Everyone who tries to reach the heart of Arouca doesn’t arrive at the destination without crossing the greatest granite building of its nature, in Portugal. People say that Arouca was born and raised in the shadow of these walls. Not these walls, actually, since the early convent was built in another place, in the 10th century. Like any other land with a monastery, Arouca saw its economy, agriculture, gastronomy, culture, and of course, its religiosity influenced by the meaning of this building.
till the 12th
century, it began to receive the Cistercian Order until the end of
century. Product of several interventions, the present building dates
back to the 17th
centuries, and has beautiful spaces to offer, such as the Cloister,
the Choir and the Kitchen. Now, we open the door with the sound of

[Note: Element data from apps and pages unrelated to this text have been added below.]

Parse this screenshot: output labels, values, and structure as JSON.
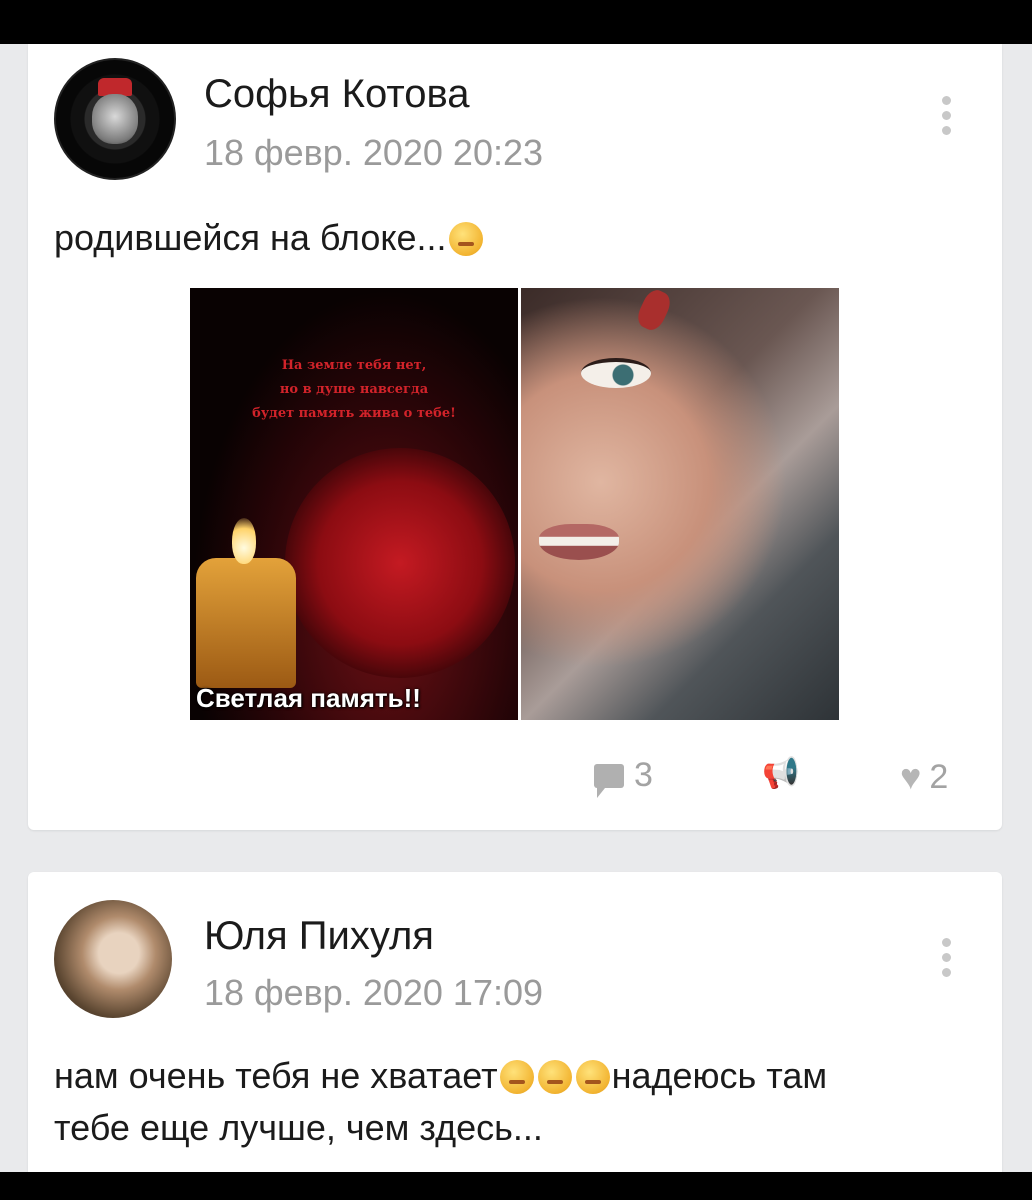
{
  "posts": [
    {
      "author": "Софья Котова",
      "date": "18 февр. 2020 20:23",
      "text_before_emoji": "родившейся на блоке...",
      "image": {
        "poem_lines": [
          "На земле тебя нет,",
          "но в душе навсегда",
          "будет память жива о тебе!"
        ],
        "caption": "Светлая память!!"
      },
      "comments_count": "3",
      "likes_count": "2"
    },
    {
      "author": "Юля Пихуля",
      "date": "18 февр. 2020 17:09",
      "text_part1": "нам очень тебя не хватает",
      "text_part2": "надеюсь там",
      "text_line2": "тебе еще лучше, чем здесь..."
    }
  ],
  "icons": {
    "menu": "more-vertical-icon",
    "comment": "comment-icon",
    "share": "share-icon",
    "like": "heart-icon"
  },
  "colors": {
    "background": "#e9eaec",
    "card": "#ffffff",
    "meta_text": "#9a9a9a"
  }
}
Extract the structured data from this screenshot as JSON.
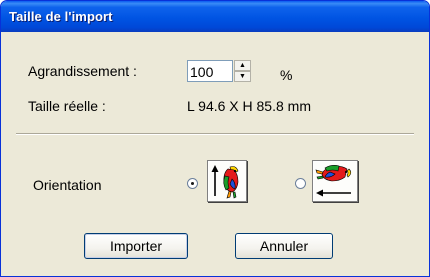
{
  "window": {
    "title": "Taille de l'import"
  },
  "zoom": {
    "label": "Agrandissement :",
    "value": "100",
    "unit": "%"
  },
  "size": {
    "label": "Taille réelle :",
    "value": "L 94.6 X H 85.8 mm"
  },
  "orientation": {
    "label": "Orientation",
    "options": [
      {
        "icon": "parrot-upright-arrow-up-icon",
        "selected": true
      },
      {
        "icon": "parrot-rotated-arrow-left-icon",
        "selected": false
      }
    ]
  },
  "buttons": {
    "import": "Importer",
    "cancel": "Annuler"
  }
}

the old key, to increase awareness about one of the richest museums
of Sacred Art of the Iberian Peninsula. Come in. You are our guest.
silence is only broken by the sound of the water in the fountain, at
the center of the cloister. In the past, the busy nuns used to go
around here. They stopped here many times to reflect, read or pray.
Today, their remains lie under numbered rocks, in the same place
where they used to go around, reflect and read. In this place, they
found the silence that is only broken by the sound of the water in
quiet of the cloister becomes austere in the Chapter House. Over the
remains of the abbesses, in the tile frame, flanked by two big
windows, the abbess used to chair the most solemn meetings of the
Monastery. The trials happened here. The future was decided here. The
guidelines for the daily life were discussed here. Today, the only
thing that remains is the austere silence. Over the remains of the
shadow of the monumental organ, with the walls pierced by the carving
and the painting, the Queen continues to chair, at the back, the fate
of the Monastery, immortalized in the sculpture of Jacinto Vieira.
Next to Santa Mafalda, we can see nuns carved by the same author.
space is flooded with music that spreads over the jacaranda chairs,
each one with a carved frown, one of them wearing glasses, waiting to
be discovered. Separated from people by wooden frames, the nuns used
to attend mass here, putting the worship books in these stands,
seated or in mercy. In 1743, the organ gained voice, a voice that has
been restored in order to fill the space with music.
golden carving gains life through the whole temple, making room for
the remains of Santa Mafalda. Daughter of D. Sancho I, the second
King of Portugal, she rests in one of the wards of the Church.
Majestic, yet discrete, she lies behind the glass of the ebony tomb,
in her black garment.
sober, the Church is opened to the outside lighting, illuminating the
space and giving shape and color to the paintings, sculptures and the
big golden carving. Although this is a place for meditation and
praying, it is also a place of contemplation. Here, we cannot only
contemplate the divine mystery, but also the wonderful and handmade